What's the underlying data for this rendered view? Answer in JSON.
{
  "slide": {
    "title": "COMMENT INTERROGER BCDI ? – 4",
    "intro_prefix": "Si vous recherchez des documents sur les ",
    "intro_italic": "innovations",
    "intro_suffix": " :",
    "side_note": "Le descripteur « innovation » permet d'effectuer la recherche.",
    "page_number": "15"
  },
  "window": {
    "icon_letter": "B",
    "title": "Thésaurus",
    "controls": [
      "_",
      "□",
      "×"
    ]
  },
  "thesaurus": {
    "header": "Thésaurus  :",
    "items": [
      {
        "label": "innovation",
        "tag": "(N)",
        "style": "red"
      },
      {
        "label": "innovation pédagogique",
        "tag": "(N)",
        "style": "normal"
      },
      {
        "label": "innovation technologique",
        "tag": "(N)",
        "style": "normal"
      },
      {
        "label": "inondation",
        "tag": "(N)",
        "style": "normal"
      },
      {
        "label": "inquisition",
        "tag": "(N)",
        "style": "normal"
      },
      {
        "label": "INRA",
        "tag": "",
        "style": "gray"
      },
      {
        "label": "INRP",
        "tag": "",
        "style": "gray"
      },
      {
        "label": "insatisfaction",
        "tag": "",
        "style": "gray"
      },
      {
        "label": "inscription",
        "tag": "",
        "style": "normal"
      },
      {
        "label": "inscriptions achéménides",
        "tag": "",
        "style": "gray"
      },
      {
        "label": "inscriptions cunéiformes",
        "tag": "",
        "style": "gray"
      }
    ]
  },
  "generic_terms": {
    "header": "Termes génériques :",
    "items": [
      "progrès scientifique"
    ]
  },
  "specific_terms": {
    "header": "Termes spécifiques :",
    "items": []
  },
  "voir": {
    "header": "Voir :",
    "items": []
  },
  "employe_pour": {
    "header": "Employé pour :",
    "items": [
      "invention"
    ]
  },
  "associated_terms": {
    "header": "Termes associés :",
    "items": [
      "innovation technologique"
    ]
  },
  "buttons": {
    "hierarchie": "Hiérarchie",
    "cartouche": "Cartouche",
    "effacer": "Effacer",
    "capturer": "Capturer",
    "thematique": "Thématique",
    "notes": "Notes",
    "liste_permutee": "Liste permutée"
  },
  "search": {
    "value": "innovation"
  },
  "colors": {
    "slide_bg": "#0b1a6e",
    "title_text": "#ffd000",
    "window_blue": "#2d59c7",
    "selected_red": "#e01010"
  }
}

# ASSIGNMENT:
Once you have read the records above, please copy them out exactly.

# THE COMPLETED TASK:
What's the underlying data for this rendered view? Answer in JSON.
{
  "slide": {
    "title": "COMMENT INTERROGER BCDI ? – 4",
    "intro_prefix": "Si vous recherchez des documents sur les ",
    "intro_italic": "innovations",
    "intro_suffix": " :",
    "side_note": "Le descripteur « innovation » permet d'effectuer la recherche.",
    "page_number": "15"
  },
  "window": {
    "icon_letter": "B",
    "title": "Thésaurus",
    "controls": [
      "_",
      "□",
      "×"
    ]
  },
  "thesaurus": {
    "header": "Thésaurus  :",
    "items": [
      {
        "label": "innovation",
        "tag": "(N)",
        "style": "red"
      },
      {
        "label": "innovation pédagogique",
        "tag": "(N)",
        "style": "normal"
      },
      {
        "label": "innovation technologique",
        "tag": "(N)",
        "style": "normal"
      },
      {
        "label": "inondation",
        "tag": "(N)",
        "style": "normal"
      },
      {
        "label": "inquisition",
        "tag": "(N)",
        "style": "normal"
      },
      {
        "label": "INRA",
        "tag": "",
        "style": "gray"
      },
      {
        "label": "INRP",
        "tag": "",
        "style": "gray"
      },
      {
        "label": "insatisfaction",
        "tag": "",
        "style": "gray"
      },
      {
        "label": "inscription",
        "tag": "",
        "style": "normal"
      },
      {
        "label": "inscriptions achéménides",
        "tag": "",
        "style": "gray"
      },
      {
        "label": "inscriptions cunéiformes",
        "tag": "",
        "style": "gray"
      }
    ]
  },
  "generic_terms": {
    "header": "Termes génériques :",
    "items": [
      "progrès scientifique"
    ]
  },
  "specific_terms": {
    "header": "Termes spécifiques :",
    "items": []
  },
  "voir": {
    "header": "Voir :",
    "items": []
  },
  "employe_pour": {
    "header": "Employé pour :",
    "items": [
      "invention"
    ]
  },
  "associated_terms": {
    "header": "Termes associés :",
    "items": [
      "innovation technologique"
    ]
  },
  "buttons": {
    "hierarchie": "Hiérarchie",
    "cartouche": "Cartouche",
    "effacer": "Effacer",
    "capturer": "Capturer",
    "thematique": "Thématique",
    "notes": "Notes",
    "liste_permutee": "Liste permutée"
  },
  "search": {
    "value": "innovation"
  },
  "colors": {
    "slide_bg": "#0b1a6e",
    "title_text": "#ffd000",
    "window_blue": "#2d59c7",
    "selected_red": "#e01010"
  }
}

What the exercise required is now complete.